I’m not too technical, so if I were to talk about tone, for me as a singer-songwriter, using the guitar to convey what I’m trying to say, is like using a second voice to harmonize with my own to drive the feeling deeper. The tone has to complement the voice, so it feels like one voice in the end because they work together in a way that just works, whether that being from a rhythmic point of view or pitch (not being too harsh), etc. You have to know what works with the song and sometimes that is by trial and error. I have always tried to have this approach, but it certainly has gotten better over the years because experience teaches you what works and what doesn’t and what you’re good at and not so good at!
Which guitars, amps, and pedals are you currently using and why?
So I have only ever played an acoustic up until recently (my Martin 00016 has been my musical buddy for many years), the sound for me has been instrumental with live shows when I’m going solo because it resonates well in smaller and larger venues.
I started playing electric (Fender Strat) when I was writing songs for my second record for the first time. Funnily enough, it turns out, I only played the acoustic once for this last record and the rest ended up on the Strat. It just worked for the songs I was playing; I could go from jazz to blues to rock and it still worked.
Amps and pedals are something I am working on; I practice on a little Marshall blues amp and sometimes use a BOSS TR-2 tremolo pedal for that Staple Singers kind of sound. As you can tell, I am not that technical!
What about strings?
Acoustic, I use Martin SPs because I have never really used anything else. D’Addario’s for electric and use the flatwounds Chromes on my Gibson ES335.
Are there certain recording techniques you prefer in the studio?
I like to feel super comfortable and not rushed. When I was recording my last album, I was the only person in the room and recorded the guitar myself because I worked remotely with a producer based in Eindhoven (I was in Liverpool). I had free reign to feel safe if I messed up. I could do it all again without a judge and jury! To be quite honest, I am not a perfectionist when it comes to recording guitar, I like to mainly do things in one whole take, so if the feeling is there, I can overlook a few imperfections. I like to hear the room, so I keep a headphone ear free.
How do you keep your sound consistent onstage?
Stick to the one guitar! No, I’m joking, but really, I have to keep it simple, that way there is less room to go wrong so that it doesn’t distract from the feeling and flow.
What does your practice consist of?
I wish I had way more discipline. The discipline usually kicks in before live shows and I am pretty simplistic in terms of going through the set a couple of times per day etc.
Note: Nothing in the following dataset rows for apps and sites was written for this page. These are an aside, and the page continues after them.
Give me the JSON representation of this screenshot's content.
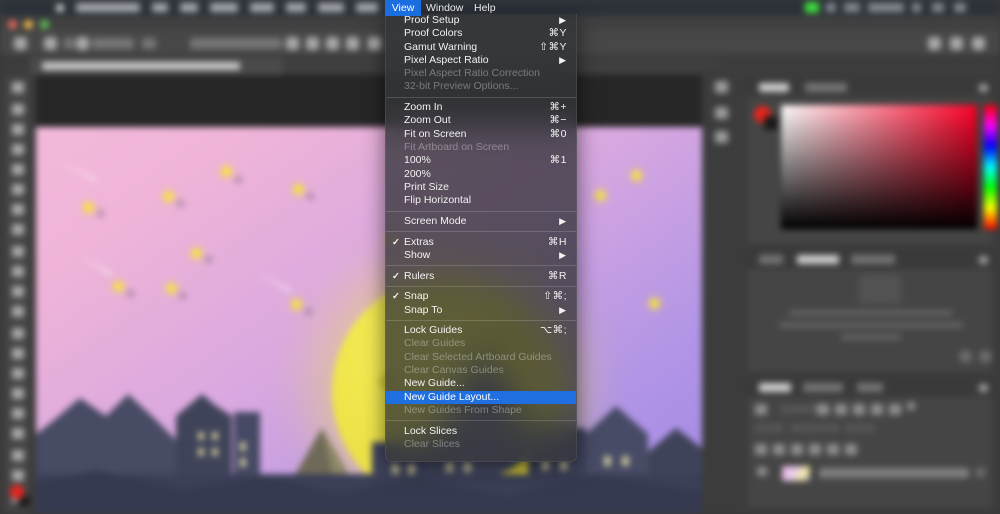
{
  "app": {
    "name": "Photoshop CC",
    "document_tab": "Illustration files with drawing of NIGHT WIELD"
  },
  "menubar": {
    "apple_icon": "apple-icon",
    "items": [
      "Photoshop CC",
      "File",
      "Edit",
      "Image",
      "Layer",
      "Type",
      "Select",
      "Filter",
      "3D"
    ],
    "active_item": "View",
    "after_active": [
      "Window",
      "Help"
    ],
    "status_icons": [
      "battery-icon",
      "bluetooth-icon",
      "wifi-icon",
      "clock-time",
      "search-icon",
      "siri-icon",
      "control-center-icon"
    ],
    "clock": "Tue 08:43"
  },
  "view_menu": {
    "title": "View",
    "groups": [
      {
        "items": [
          {
            "label": "Proof Setup",
            "shortcut": "",
            "submenu": true,
            "checked": false,
            "disabled": false,
            "selected": false
          },
          {
            "label": "Proof Colors",
            "shortcut": "⌘Y",
            "submenu": false,
            "checked": false,
            "disabled": false,
            "selected": false
          },
          {
            "label": "Gamut Warning",
            "shortcut": "⇧⌘Y",
            "submenu": false,
            "checked": false,
            "disabled": false,
            "selected": false
          },
          {
            "label": "Pixel Aspect Ratio",
            "shortcut": "",
            "submenu": true,
            "checked": false,
            "disabled": false,
            "selected": false
          },
          {
            "label": "Pixel Aspect Ratio Correction",
            "shortcut": "",
            "submenu": false,
            "checked": false,
            "disabled": true,
            "selected": false
          },
          {
            "label": "32-bit Preview Options...",
            "shortcut": "",
            "submenu": false,
            "checked": false,
            "disabled": true,
            "selected": false
          }
        ]
      },
      {
        "items": [
          {
            "label": "Zoom In",
            "shortcut": "⌘+",
            "submenu": false,
            "checked": false,
            "disabled": false,
            "selected": false
          },
          {
            "label": "Zoom Out",
            "shortcut": "⌘−",
            "submenu": false,
            "checked": false,
            "disabled": false,
            "selected": false
          },
          {
            "label": "Fit on Screen",
            "shortcut": "⌘0",
            "submenu": false,
            "checked": false,
            "disabled": false,
            "selected": false
          },
          {
            "label": "Fit Artboard on Screen",
            "shortcut": "",
            "submenu": false,
            "checked": false,
            "disabled": true,
            "selected": false
          },
          {
            "label": "100%",
            "shortcut": "⌘1",
            "submenu": false,
            "checked": false,
            "disabled": false,
            "selected": false
          },
          {
            "label": "200%",
            "shortcut": "",
            "submenu": false,
            "checked": false,
            "disabled": false,
            "selected": false
          },
          {
            "label": "Print Size",
            "shortcut": "",
            "submenu": false,
            "checked": false,
            "disabled": false,
            "selected": false
          },
          {
            "label": "Flip Horizontal",
            "shortcut": "",
            "submenu": false,
            "checked": false,
            "disabled": false,
            "selected": false
          }
        ]
      },
      {
        "items": [
          {
            "label": "Screen Mode",
            "shortcut": "",
            "submenu": true,
            "checked": false,
            "disabled": false,
            "selected": false
          }
        ]
      },
      {
        "items": [
          {
            "label": "Extras",
            "shortcut": "⌘H",
            "submenu": false,
            "checked": true,
            "disabled": false,
            "selected": false
          },
          {
            "label": "Show",
            "shortcut": "",
            "submenu": true,
            "checked": false,
            "disabled": false,
            "selected": false
          }
        ]
      },
      {
        "items": [
          {
            "label": "Rulers",
            "shortcut": "⌘R",
            "submenu": false,
            "checked": true,
            "disabled": false,
            "selected": false
          }
        ]
      },
      {
        "items": [
          {
            "label": "Snap",
            "shortcut": "⇧⌘;",
            "submenu": false,
            "checked": true,
            "disabled": false,
            "selected": false
          },
          {
            "label": "Snap To",
            "shortcut": "",
            "submenu": true,
            "checked": false,
            "disabled": false,
            "selected": false
          }
        ]
      },
      {
        "items": [
          {
            "label": "Lock Guides",
            "shortcut": "⌥⌘;",
            "submenu": false,
            "checked": false,
            "disabled": false,
            "selected": false
          },
          {
            "label": "Clear Guides",
            "shortcut": "",
            "submenu": false,
            "checked": false,
            "disabled": true,
            "selected": false
          },
          {
            "label": "Clear Selected Artboard Guides",
            "shortcut": "",
            "submenu": false,
            "checked": false,
            "disabled": true,
            "selected": false
          },
          {
            "label": "Clear Canvas Guides",
            "shortcut": "",
            "submenu": false,
            "checked": false,
            "disabled": true,
            "selected": false
          },
          {
            "label": "New Guide...",
            "shortcut": "",
            "submenu": false,
            "checked": false,
            "disabled": false,
            "selected": false
          },
          {
            "label": "New Guide Layout...",
            "shortcut": "",
            "submenu": false,
            "checked": false,
            "disabled": false,
            "selected": true
          },
          {
            "label": "New Guides From Shape",
            "shortcut": "",
            "submenu": false,
            "checked": false,
            "disabled": true,
            "selected": false
          }
        ]
      },
      {
        "items": [
          {
            "label": "Lock Slices",
            "shortcut": "",
            "submenu": false,
            "checked": false,
            "disabled": false,
            "selected": false
          },
          {
            "label": "Clear Slices",
            "shortcut": "",
            "submenu": false,
            "checked": false,
            "disabled": true,
            "selected": false
          }
        ]
      }
    ]
  },
  "panels": {
    "color_panel": {
      "tabs": [
        "Color",
        "Swatches"
      ],
      "active_tab": "Color",
      "foreground_color": "#e8241d",
      "background_color": "#1a1a1a"
    },
    "properties_panel": {
      "tabs": [
        "Layers",
        "Channels",
        "Paths"
      ],
      "active_tab": "Layers"
    },
    "placeholder_text": "No properties available for the selected layer"
  },
  "artwork": {
    "description": "Night sky illustration with moon, stars and city skyline",
    "sky_top_color": "#f3b9da",
    "sky_bottom_color": "#a389e4",
    "moon_color": "#f0e64a",
    "city_color": "#474b63"
  },
  "colors": {
    "menu_highlight": "#1f6fe0",
    "menubar_active": "#1b6ee0",
    "app_background": "#3c3c3c"
  }
}
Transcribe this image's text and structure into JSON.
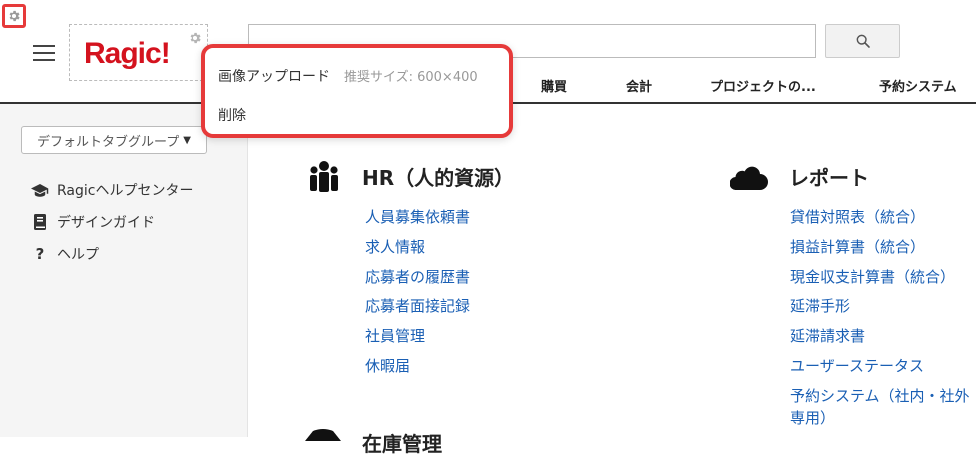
{
  "header": {
    "logo_text": "Ragic!",
    "search": {
      "value": "",
      "placeholder": ""
    },
    "tabs": [
      {
        "label": "購買"
      },
      {
        "label": "会計"
      },
      {
        "label": "プロジェクトの..."
      },
      {
        "label": "予約システム"
      }
    ]
  },
  "image_menu": {
    "upload_label": "画像アップロード",
    "size_hint": "推奨サイズ: 600×400",
    "delete_label": "削除"
  },
  "sidebar": {
    "tab_group": "デフォルトタブグループ",
    "links": [
      {
        "label": "Ragicヘルプセンター",
        "icon": "graduation-cap-icon"
      },
      {
        "label": "デザインガイド",
        "icon": "book-icon"
      },
      {
        "label": "ヘルプ",
        "icon": "question-icon"
      }
    ]
  },
  "sections": {
    "hr": {
      "title": "HR（人的資源）",
      "icon": "people-icon",
      "links": [
        "人員募集依頼書",
        "求人情報",
        "応募者の履歴書",
        "応募者面接記録",
        "社員管理",
        "休暇届"
      ]
    },
    "report": {
      "title": "レポート",
      "icon": "cloud-icon",
      "links": [
        "貸借対照表（統合）",
        "損益計算書（統合）",
        "現金収支計算書（統合）",
        "延滞手形",
        "延滞請求書",
        "ユーザーステータス",
        "予約システム（社内・社外",
        "専用）"
      ]
    },
    "third": {
      "title": "在庫管理",
      "icon": "box-icon"
    }
  },
  "colors": {
    "logo": "#d4121e",
    "highlight": "#e63a3a",
    "link": "#1a5fb4"
  }
}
I try to change the order to not get bored so that I’m still enthusiastic and inspired about it when it comes to the performance date.
What is your advice for young women who hope to work in the music industry?
Identify why you are doing what you are doing and eliminate any element of it that does not serve you or does not sit well with you. The music comes first, everything else follows, so if you are still loving the music you’re making, you’re on the right path. You are unique, nobody can do what you do and vice versa, so comparing yourself to others is a wasteless exercise because you got your own ‘thing’ to offer. People will always try to put you in a box and some negativity is part and parcel of the game, don’t let it get you down. As cheesy as it sounds, ‘you got the music in you,’ so don’t let anyone take that away.